We hope legislative leaders deliver to Quinn a more sensible means for handling senior riders. If Quinn issues a veto, we hope legislators override him and bring this notion of free rides to an end.
Not “We demand,” or “We insist,” or “We’re gonna stomp Madigan and Cullerton into oblivion if they dare disobey us,” but “We hope.”
Seriously, was there a coup over there or something? Whatever happened, I’m all for it. Reason, moderation, logic, intelligence, facts. The high road rather than the high hat.
I could get used to this.
* And I’m so ecstatic that I’m not even going to think about cynically suggesting that the Tribune Company’s 5 percent interest in the Chicago Cubs has anything to do with this new editorial board attitude. Nope. Not in the least. Not gonna go there. Nobody ever influences that editorial board.
Heck, this new Ricketts Field bond plan which will be sponsored by Senate President John Cullerton isn’t even a horrible deal for the state. See? I hate all things Cub, but this $300 million borrowing proposal to renovate the park has no direct state cash involved. The city and county might say different, but that’s their problem…
In 2009, the Cubs paid $16.1 million in amusement taxes to the city of Chicago and Cook County through a 12 percent levy on each ticket. The team proposes that the city and county would be guaranteed this amount for the duration of the bonds. But the incremental growth in amusement taxes beyond $16.1 million, either through increased ticket sales or increased ticket prices at Wrigley, would pay the bonds over time, Ricketts said.
The Cubs owner, though, is seeking a safety net in case the amusement tax does not cover the bond payments. Ricketts would like the bonds to be backed by revenue streams that are assigned to the facilities authority, including a 2 percent hotel tax.
The financing plan requires the approval of the Illinois General Assembly. Senate President John Cullerton, D-Chicago, will sponsor the legislation and plans to move it forward in the veto session that begins next week, said his spokesman, John Patterson.
“The state has no credit risk here,” Ricketts said. “No one is losing anything. It’s not a new tax, and it’s not increasing taxes. It will allow us to keep some of the growth in a tax.”
I’d prefer they just bulldoze that decrepit stadium into the lake, which would be a whole lot cheaper, but I guess they could at least fix it up a bit.
Although I will admit that Msall makes an excellent point…

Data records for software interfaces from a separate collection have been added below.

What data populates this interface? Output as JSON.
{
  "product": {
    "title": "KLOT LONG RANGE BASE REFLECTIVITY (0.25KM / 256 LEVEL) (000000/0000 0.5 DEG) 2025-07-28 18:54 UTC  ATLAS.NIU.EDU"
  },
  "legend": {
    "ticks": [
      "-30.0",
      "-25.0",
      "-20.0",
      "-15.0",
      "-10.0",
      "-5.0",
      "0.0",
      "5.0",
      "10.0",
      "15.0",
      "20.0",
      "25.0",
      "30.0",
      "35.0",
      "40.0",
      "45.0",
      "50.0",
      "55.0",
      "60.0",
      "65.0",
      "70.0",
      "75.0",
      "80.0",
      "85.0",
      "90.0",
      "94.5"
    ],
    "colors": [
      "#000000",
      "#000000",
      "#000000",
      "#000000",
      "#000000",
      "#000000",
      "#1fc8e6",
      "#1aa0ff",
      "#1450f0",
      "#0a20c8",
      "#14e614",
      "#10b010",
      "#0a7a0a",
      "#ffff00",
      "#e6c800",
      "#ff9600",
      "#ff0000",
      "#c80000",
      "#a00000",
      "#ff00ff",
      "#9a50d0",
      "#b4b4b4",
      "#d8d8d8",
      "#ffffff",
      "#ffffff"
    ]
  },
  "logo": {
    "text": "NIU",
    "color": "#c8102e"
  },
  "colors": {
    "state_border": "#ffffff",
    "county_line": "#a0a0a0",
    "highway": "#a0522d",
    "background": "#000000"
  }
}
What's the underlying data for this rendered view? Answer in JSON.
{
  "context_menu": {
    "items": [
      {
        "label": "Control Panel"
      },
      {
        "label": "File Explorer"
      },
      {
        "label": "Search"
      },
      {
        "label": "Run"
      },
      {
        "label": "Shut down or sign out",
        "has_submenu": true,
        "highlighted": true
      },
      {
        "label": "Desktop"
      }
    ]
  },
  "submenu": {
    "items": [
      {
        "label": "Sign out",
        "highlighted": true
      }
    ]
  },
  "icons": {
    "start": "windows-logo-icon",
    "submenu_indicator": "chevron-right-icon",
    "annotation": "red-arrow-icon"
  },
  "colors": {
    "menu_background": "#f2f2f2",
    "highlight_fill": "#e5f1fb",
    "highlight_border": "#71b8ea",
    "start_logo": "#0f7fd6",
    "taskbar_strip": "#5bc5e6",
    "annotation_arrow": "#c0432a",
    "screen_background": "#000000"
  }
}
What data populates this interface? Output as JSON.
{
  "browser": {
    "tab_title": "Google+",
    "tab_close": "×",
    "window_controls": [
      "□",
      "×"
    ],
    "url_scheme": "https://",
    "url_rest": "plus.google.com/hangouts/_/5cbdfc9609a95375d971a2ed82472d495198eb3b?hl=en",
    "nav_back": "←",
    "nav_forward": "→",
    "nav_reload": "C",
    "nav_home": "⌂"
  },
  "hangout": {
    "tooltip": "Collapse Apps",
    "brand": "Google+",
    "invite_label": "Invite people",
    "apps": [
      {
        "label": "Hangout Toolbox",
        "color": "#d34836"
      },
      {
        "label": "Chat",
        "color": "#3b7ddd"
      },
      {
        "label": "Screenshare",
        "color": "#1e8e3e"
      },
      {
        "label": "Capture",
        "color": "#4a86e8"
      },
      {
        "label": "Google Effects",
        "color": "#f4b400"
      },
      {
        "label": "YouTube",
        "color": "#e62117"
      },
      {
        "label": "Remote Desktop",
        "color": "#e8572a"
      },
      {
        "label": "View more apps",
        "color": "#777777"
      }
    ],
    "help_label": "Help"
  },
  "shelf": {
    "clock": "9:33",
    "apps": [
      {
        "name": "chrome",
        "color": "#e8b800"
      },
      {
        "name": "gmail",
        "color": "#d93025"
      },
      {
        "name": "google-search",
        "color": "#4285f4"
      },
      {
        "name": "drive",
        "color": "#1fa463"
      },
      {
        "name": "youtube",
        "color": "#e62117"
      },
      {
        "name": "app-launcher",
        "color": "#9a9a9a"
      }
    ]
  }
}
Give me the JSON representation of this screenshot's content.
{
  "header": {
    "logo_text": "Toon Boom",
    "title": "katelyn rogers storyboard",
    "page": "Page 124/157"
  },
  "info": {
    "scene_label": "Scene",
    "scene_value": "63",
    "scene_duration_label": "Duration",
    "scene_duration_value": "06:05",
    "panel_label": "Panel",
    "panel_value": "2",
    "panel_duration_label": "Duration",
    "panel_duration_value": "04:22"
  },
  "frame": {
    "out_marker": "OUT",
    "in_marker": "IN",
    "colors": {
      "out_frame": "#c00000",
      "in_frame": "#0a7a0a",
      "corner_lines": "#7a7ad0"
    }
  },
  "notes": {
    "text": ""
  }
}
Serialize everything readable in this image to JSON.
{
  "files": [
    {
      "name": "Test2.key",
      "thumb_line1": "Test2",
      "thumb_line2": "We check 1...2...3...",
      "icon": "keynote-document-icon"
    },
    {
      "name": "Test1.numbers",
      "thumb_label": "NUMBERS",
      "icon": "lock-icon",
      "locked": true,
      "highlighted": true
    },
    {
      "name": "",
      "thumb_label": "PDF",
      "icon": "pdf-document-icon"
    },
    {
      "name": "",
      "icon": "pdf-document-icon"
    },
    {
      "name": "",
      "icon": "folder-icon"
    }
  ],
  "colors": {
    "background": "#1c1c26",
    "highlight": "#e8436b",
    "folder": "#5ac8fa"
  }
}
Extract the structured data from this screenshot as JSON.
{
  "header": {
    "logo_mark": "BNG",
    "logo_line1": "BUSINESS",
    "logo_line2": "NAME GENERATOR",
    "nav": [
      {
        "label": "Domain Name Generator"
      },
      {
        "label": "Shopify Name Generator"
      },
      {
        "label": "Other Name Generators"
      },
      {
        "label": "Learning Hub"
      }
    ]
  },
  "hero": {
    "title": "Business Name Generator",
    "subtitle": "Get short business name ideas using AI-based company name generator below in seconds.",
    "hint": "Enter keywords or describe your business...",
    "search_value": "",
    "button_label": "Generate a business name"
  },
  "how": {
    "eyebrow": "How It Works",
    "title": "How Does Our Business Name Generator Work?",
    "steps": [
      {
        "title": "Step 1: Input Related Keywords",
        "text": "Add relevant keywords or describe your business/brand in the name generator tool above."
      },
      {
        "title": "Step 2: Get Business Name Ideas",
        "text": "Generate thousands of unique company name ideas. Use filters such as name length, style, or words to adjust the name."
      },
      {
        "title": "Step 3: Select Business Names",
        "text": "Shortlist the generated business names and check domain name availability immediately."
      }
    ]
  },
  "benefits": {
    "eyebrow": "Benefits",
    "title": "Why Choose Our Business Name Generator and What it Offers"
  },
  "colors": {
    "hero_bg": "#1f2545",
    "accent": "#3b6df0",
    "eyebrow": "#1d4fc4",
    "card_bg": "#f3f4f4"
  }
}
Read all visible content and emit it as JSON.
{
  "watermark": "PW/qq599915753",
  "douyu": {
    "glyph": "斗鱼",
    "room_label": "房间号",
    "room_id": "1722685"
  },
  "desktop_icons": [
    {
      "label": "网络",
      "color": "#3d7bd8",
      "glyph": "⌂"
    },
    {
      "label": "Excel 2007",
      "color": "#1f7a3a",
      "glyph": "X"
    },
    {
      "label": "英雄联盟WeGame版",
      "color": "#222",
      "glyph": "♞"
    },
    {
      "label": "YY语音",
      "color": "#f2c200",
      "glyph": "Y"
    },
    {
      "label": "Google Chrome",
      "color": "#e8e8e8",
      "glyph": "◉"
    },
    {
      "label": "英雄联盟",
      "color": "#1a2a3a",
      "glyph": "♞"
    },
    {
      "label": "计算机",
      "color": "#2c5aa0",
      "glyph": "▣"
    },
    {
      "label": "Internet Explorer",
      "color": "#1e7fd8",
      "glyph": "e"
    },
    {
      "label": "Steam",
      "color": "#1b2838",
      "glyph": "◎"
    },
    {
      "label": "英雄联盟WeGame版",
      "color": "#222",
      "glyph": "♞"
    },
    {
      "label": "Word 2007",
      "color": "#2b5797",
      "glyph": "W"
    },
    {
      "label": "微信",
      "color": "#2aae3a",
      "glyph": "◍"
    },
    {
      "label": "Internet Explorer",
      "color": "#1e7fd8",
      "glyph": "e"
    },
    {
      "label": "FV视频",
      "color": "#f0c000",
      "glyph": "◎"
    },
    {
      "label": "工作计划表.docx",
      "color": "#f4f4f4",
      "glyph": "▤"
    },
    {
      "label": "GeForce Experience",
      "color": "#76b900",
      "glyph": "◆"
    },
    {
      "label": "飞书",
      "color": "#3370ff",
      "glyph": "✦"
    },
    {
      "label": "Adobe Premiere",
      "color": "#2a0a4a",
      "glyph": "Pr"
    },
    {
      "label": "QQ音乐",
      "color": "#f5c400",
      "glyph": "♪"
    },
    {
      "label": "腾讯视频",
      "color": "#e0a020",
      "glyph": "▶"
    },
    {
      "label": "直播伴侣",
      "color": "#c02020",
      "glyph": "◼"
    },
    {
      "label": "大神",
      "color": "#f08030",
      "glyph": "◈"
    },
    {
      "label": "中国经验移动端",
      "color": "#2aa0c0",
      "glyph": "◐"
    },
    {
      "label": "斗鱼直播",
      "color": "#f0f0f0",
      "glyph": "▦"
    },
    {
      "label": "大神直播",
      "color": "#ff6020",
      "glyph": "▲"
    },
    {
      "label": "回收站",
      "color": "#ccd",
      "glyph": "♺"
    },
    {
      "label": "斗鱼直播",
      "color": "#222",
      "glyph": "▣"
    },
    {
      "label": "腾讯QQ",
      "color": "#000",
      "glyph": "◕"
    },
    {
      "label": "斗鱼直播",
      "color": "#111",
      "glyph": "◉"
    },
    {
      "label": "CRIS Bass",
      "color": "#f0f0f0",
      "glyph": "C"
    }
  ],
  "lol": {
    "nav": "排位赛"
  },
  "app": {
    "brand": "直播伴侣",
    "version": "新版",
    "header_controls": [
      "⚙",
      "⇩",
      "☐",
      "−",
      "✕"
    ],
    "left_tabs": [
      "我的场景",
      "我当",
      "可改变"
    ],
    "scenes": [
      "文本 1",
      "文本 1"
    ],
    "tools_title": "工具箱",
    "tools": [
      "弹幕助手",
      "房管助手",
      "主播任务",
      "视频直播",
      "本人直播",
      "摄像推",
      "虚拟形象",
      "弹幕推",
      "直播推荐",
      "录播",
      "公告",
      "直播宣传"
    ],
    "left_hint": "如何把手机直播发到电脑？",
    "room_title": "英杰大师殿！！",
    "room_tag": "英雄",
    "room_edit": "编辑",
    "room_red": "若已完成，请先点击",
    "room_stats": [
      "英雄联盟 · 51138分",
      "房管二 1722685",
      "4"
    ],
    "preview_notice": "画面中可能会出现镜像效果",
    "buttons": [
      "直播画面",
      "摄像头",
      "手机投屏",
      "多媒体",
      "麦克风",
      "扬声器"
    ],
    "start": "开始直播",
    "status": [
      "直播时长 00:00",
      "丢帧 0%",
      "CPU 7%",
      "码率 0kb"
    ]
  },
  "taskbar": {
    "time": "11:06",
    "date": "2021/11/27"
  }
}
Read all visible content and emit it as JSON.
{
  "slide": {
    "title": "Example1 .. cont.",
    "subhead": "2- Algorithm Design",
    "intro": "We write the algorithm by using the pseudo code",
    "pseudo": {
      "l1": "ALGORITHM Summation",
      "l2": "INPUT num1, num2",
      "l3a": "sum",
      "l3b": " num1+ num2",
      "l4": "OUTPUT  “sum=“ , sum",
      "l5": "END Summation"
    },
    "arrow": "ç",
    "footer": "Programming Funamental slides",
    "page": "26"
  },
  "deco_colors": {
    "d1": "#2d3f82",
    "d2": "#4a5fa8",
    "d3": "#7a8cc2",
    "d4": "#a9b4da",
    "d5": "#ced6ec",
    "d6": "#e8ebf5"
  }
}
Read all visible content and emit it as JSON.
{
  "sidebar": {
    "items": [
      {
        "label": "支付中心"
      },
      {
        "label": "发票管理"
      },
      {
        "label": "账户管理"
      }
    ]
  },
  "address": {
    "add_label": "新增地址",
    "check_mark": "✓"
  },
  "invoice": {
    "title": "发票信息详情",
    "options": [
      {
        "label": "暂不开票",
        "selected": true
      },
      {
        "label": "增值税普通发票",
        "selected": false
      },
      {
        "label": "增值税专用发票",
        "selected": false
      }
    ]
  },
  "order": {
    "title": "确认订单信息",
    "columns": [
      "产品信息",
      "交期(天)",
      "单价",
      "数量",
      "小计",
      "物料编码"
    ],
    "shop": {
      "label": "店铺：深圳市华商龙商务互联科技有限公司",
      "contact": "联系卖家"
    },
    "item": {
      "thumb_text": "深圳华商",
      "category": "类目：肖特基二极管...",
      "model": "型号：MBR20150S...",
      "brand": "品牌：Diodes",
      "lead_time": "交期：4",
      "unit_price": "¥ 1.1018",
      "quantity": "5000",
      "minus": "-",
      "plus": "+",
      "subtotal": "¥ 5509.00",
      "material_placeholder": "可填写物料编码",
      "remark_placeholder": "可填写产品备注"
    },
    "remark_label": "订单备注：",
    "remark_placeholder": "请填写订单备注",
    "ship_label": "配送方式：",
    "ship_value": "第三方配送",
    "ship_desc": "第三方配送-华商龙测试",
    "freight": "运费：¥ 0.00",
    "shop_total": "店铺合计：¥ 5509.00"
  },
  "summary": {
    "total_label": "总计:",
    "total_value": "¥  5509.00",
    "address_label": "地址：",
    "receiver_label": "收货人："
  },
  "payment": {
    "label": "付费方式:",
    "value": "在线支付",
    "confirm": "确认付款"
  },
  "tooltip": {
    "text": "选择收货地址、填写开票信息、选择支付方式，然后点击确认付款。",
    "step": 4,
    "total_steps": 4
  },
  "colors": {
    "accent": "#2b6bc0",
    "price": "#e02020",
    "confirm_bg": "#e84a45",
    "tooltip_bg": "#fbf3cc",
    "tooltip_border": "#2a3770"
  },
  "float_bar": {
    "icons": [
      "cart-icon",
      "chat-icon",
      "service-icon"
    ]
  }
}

“The Civic Federation would urge caution before embracing any plans for $300 million in borrowing by a state agency if it does not relate to the overall financial stability of the state,” said President Laurence Msall. “The state of Illinois faces an enormous financial crisis and will be needing all of its borrowing power just to pay its bills and to continue to operate.”
Meh. Since when has the Tribune ever listened to Msall.
OK, I take that back. It was snarky. I apologize.
* Ricketts want city, county to finance Wrigley renovation
* Request for state funds for Wrigley will be a tough sell
* Sun-Times: Let the Cubs pay for their own fixer-upper